The scrappy little guys who have overrun the markets provide cover for sophisticated Wall Street players who are exercising the digital pump and dump. Get used to it.

Pornography made the internet, but the story doesn’t end there. Since its inception, the internet has been expanding and distorting our world in the most magnificent and horrific ways possible. 

Young men build web platforms that monetize lies, and then they use their newfound wealth to fuel violent revolutions and murder. At the same time, young doctors use the internet to deliver world-class medical treatment to remote mountain villages in rural Peru.

Inevitably, the internet is altering the markets forever. Investors are coming together in a ragtag crowd to manipulate stock prices by combining the internet’s instant global communications with its power to distort reality.

The crowd 

Call them what you will—the crowd, the masses, the rabble, the mob—hordes of small-scale retail traders have been rushing to take positions in the markets. Their numbers are larger than ever and growing every day.

This new and permanent market variable is emerging with the help of modern communications technology that enables influential members of the crowd to coordinate their followers’ activities. 

Professional investors say they won’t abide the madness that the stampede of proletarian traders can induce into the marketplace. Yet, the pros contribute to the momentum they scoff at by adding to the crowd size and increasing the speed.

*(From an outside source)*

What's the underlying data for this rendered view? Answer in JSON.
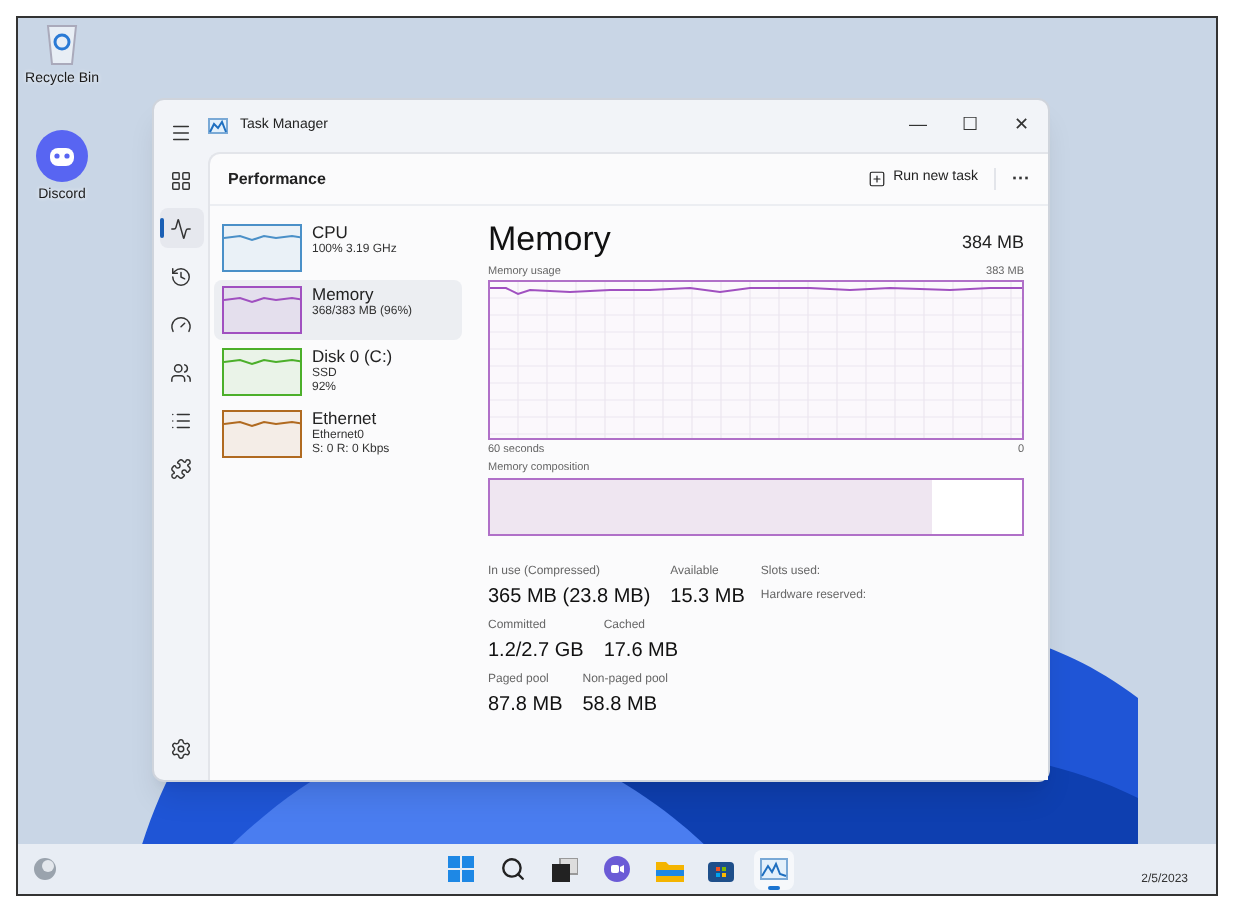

Let’s look at some examples. The crowd judges Tesla to be the company of the future, so its stock price explodes ten-fold. The crowd views bitcoin as the currency of the future, and they launch its value to the moon.

When the crowd locks onto an idea, no price is too high, even though it’s not based on fundamental analysis. Trading with the crowd is risky, but trading against it is even more challenging because personal bias warps our perception of what drives other people’s behavior. Moreover, the crowd may share an opinion that’s difficult to contemplate because it’s untethered to reality.

Criminal intent?

It’s illegal to conspire to promote a stock in an effort to run up the price and sell it for a profit, but if your views are untethered to reality, is that a conspiracy or are you simply a nutjob?

Sure, stock prices are intended to reflect a company’s potential for revenue and profit. But where does society draw the line between enthusiasm for a company that has a great idea and the promotion of stocks whose only merit is that the price will go higher with enough enthusiasm?

On the regulatory side, the government should err on the side of well-placed enthusiasm. From a trading standpoint, one has to assume that enthusiasm is rampant. And while fraught with risk, wild volatility abounds in the market these days, and the digital chatter that distorts those prices can be unrelenting.

Regulatory relief?

Whatever the motives of the crowd might be, the only regulatory change that should result from dramas like the GameStop affair should be the elimination of delayed clearing of stock trades—not investigations of social media, short-selling or payment for order flow. To remedy the problem, the government should discard the last vestiges of 20th century Wall Street and mandate all stock trading is cleared on the same day it’s executed.

It’s time to bring stock settlement into the 21st century and stop unnecessary and damaging capital calls that punish small traders and upstart brokers simply because the exchanges and big banks don’t want to change their back-office operations.

Meanwhile—whether they like it or not—every player in the markets has to come to terms with a new and powerful dynamic. The crowd will surely bring magnificence and horror to the stock market. 

Dylan Ratigan, veteran CNBC and MSNBC commentator and best-selling author of Greedy Bastards, serves as tastytrade global market strategist and co-host of the Truth or Skepticism podcast. @dylanratigan